A few trolls kept asking me, “But you went alone, how can you do that? You were alone! Weren’t you sad? You were all alone!” But if I was with someone they would have forced me to go see something cultural when what I really wanted was to see all (prepare to be fascinated) the 5-star hotels in Zurich. Most are really not that remarkable or elegant (except the Widder which has substituted style for hip/ sleek/ modern/ cool [literately, they have a bar set up outside in winter (and thus is usually below freezing) that serves only vodkas]. All of them had small, cramped, boring lobbies and small uninteresting tea/ lobby bars. But what was clear was that the staff are trained to respond to expensive clothes and only expensive clothes. Americans can walk into any hotel in the Middle East or Asia and everyone jumps because they know Americans don’t usually show wealth through clothes (i.e. you can’t judge annual income by shoes) but if you come to Zurich, you got to wear your money.
Another lesson is that, as you always suspected, Europeans have nicer childhoods than Americans. Better bread for one. Nutella for two – the Swiss boys next to me on one plane flight spread their croissants with butter, and then laid on a thick layer of Nutella, a level of decadence even I cannot countenance. The toy stores are like something out of a dream: hand painted wooden toys and doll house furniture, stuffed toys with personalities, the most fabulous, winsome Noah’s Ark sets I have even seen. I wanted to buy one for all the nieces and nephews except they were the same price as diamond earrings.

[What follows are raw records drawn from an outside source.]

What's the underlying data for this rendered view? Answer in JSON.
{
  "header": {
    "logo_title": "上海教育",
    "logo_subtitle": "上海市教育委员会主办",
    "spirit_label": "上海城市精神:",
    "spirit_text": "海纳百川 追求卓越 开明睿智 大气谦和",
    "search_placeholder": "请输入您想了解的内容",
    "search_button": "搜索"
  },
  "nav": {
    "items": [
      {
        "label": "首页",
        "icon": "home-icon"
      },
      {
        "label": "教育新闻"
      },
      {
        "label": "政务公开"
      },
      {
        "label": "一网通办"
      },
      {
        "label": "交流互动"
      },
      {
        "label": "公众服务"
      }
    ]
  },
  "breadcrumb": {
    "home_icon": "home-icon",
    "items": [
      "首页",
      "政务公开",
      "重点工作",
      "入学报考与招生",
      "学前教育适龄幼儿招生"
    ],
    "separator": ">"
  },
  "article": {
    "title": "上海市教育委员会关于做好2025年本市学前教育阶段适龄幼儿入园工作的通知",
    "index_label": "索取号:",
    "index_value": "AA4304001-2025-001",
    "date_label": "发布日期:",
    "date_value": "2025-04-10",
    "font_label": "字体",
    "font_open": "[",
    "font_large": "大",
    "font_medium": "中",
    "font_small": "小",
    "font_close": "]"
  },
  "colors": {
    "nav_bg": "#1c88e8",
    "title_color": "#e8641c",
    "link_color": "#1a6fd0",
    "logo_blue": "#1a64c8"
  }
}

Another lesson is that, as you always suspected, everyone has nicer department and grocery stores than USA. Everyone. There should be a ‘Head-start’ program for USA department and grocery stores; it is just ridiculous how lousy USA is in comparison to the rest of the world. We need some sort of World Bank assistance. USA has some OK (not great) fancy department stores but the staff are condescending, and everything is too expensive, or you have someplace like Macy’s which is a zoo, nothing is organized, no one can help you, goods all in a heap and long lines at the cashiers. Oh, dear people, in Zurich, I mean shut my mouth and call me Clarence. Not expensive, very lower middle-class prices, fabulous taste, interesting items, helpful sales clerks, no lines and the grocery stores have EVERYTHING. Fresh bread, beautiful flowers, stuff to make stuff (it so helpful when I am precise!). It’s like a Dean and DeLuca’s for people on a McDonald’s budget.
On the scale of whether Zurich is a good place to be rich, I would say, it is perfect if you are wealthy and sort of boring. Chic is not a word for Zurich. Neither is fascinating. You have very good quality, very expensive things for sale and nice cafés to rest in between purchases. I guess if you want to ski (and note: ski = exercise, so consider yourself warned) there are some mountains nearby (I never saw them, either dark or cloudy). Let’s see – Zurich would the perfect place to recover from a face-lift or a bad divorce. A good place for elderly Anglican clergy who have some private funds. Perfect for after that rafting trip down one of the lesser Amazon tributaries or drug-smuggling opium out of Afghanistan. Friendly, calm people although some can be somewhat too accommodating towards dictators, tyrants and monsters (do not let the whole cowbell/ Edelweiss/ fondue smokescreen fool you – kindly note that in my hotel room, for the first time in my life, the Bible in the drawer included only the New Testament). Hmmm.